“You know how nice it was to hear that after not hearing it from Americans? You have to go over there 23 years later and have one of them say that to you. That was the most moving thing that happened,” La Fatch said.

During a 1987 trip, the veterans found themselves on a Russian-built commuter plane with Gen. Vo Nguyen Giap, the legendary Vietnamese Communist commander who had surmounted both the superior French and American forces. As Beatles music played over the intercom (“I believe in yesterday . . . “), the elderly Giap made his way through the cabin. He shook hands with each of his former foes, including Bill Fero, a wheelchair-bound Wisconsin veteran of the 173rd Airborne Brigade who lost both legs in the war. Fero began to cry.

“Everyone was holding back tears,” Cerre recalled. “This guy really was the enemy.”

One leading advocate of abandoning the group travel ban is Greg Kleven, a former Marine from Concord, Calif., who was known as “Sweet Pea” because of his round, boyish face when he first went to Vietnam as a gung-ho 18-year-old.

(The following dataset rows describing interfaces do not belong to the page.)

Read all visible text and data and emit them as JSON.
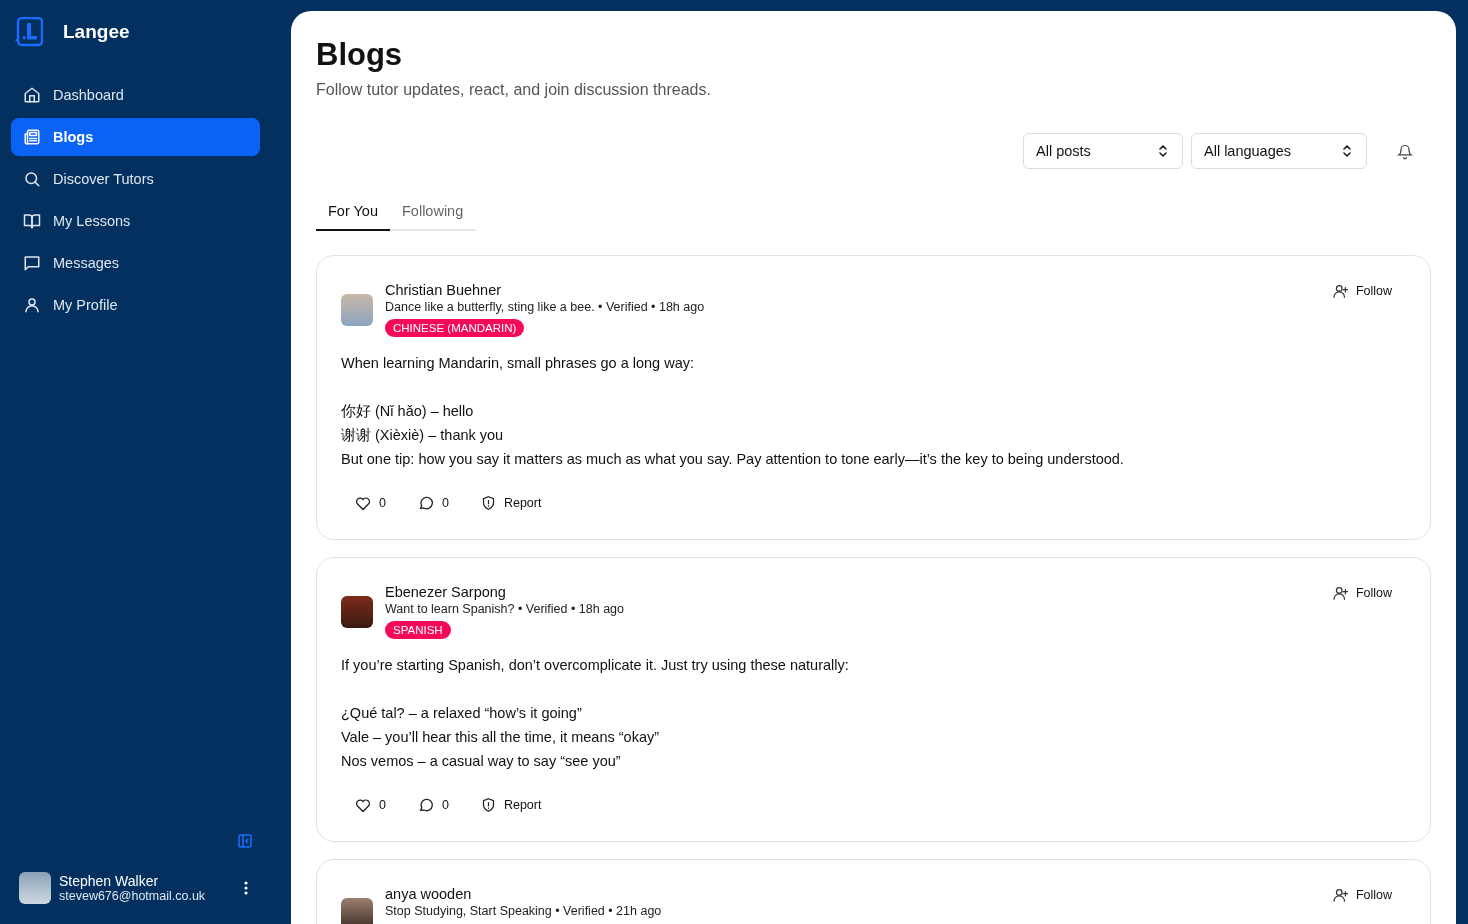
{
  "brand": {
    "name": "Langee"
  },
  "sidebar": {
    "items": [
      {
        "label": "Dashboard",
        "selected": false
      },
      {
        "label": "Blogs",
        "selected": true
      },
      {
        "label": "Discover Tutors",
        "selected": false
      },
      {
        "label": "My Lessons",
        "selected": false
      },
      {
        "label": "Messages",
        "selected": false
      },
      {
        "label": "My Profile",
        "selected": false
      }
    ]
  },
  "user": {
    "name": "Stephen Walker",
    "email": "stevew676@hotmail.co.uk"
  },
  "page": {
    "title": "Blogs",
    "subtitle": "Follow tutor updates, react, and join discussion threads."
  },
  "filters": [
    {
      "value": "All posts"
    },
    {
      "value": "All languages"
    }
  ],
  "tabs": [
    {
      "label": "For You",
      "selected": true
    },
    {
      "label": "Following",
      "selected": false
    }
  ],
  "posts": [
    {
      "author": "Christian Buehner",
      "meta": "Dance like a butterfly, sting like a bee. • Verified • 18h ago",
      "tag": "CHINESE (MANDARIN)",
      "follow": "Follow",
      "paragraphs": [
        [
          "When learning Mandarin, small phrases go a long way:"
        ],
        [
          "你好 (Nǐ hǎo) – hello",
          "谢谢 (Xièxiè) – thank you",
          "But one tip: how you say it matters as much as what you say. Pay attention to tone early—it’s the key to being understood."
        ]
      ],
      "likes": "0",
      "comments": "0",
      "report": "Report"
    },
    {
      "author": "Ebenezer Sarpong",
      "meta": "Want to learn Spanish? • Verified • 18h ago",
      "tag": "SPANISH",
      "follow": "Follow",
      "paragraphs": [
        [
          "If you’re starting Spanish, don’t overcomplicate it. Just try using these naturally:"
        ],
        [
          "¿Qué tal? – a relaxed “how’s it going”",
          "Vale – you’ll hear this all the time, it means “okay”",
          "Nos vemos – a casual way to say “see you”"
        ]
      ],
      "likes": "0",
      "comments": "0",
      "report": "Report"
    },
    {
      "author": "anya wooden",
      "meta": "Stop Studying, Start Speaking • Verified • 21h ago",
      "follow": "Follow"
    }
  ]
}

Kleven was seriously wounded and partly disabled by a bullet that lodged in his back during a reconnaissance mission in 1967. He went home to Oakland, where he suffered combat flashbacks during the day and horrifying war-related dreams at night. He drifted through his job as a postal clerk, never discussing Vietnam, even though it was constantly on his mind.

As a Marine, he said, “the only contact I had with Vietnamese, other than shooting them, was when they came in to cut our hair and do our laundry.”

Kleven, now 41, made his first return trip in 1988. As he flew into Danang, he was able to see Vietnam in a way that was impossible during the war.

“The sharp blue of the water, the white, white beach, the green peninsula sticking out--it all seemed to fit so perfect,” he said. “The impression I got was that this was going to be a country in total shambles. But Vietnam was alive and well. It was moving.”

Kleven befriended villagers near China Beach, exchanging toasts and music. He carried gifts and videotapes between a Vietnamese woman in Concord and the family she had left behind.

He has been back twice since then and plans to go on each future VVA trip. He and a friend have started a veterans newsletter, “Vietnam Echos.” After 20 years of going through the motions, he said he finally has taken control of his life again.

In an open letter he wrote earlier this year, Kleven said that the real value of the return trips is the opportunity they provide for veterans to go back together. That experience would be lost if they went individually, as authorized under the Trading with the Enemy Act.

“The idea of going to Vietnam is intimidating; the idea of going alone is worse. During the war we stuck together and helped each other survive. The Return Trip Committee gives you hands to hold and shoulders to lean on,” Kleven wrote.

“If we are trading with the enemy, then what are we getting in exchange? For my own hard-earned dollar, I am getting a new lease on life. A return trip to Vietnam can be like finding the missing piece of the puzzle. . . . For some, a return trip could be a last resort.”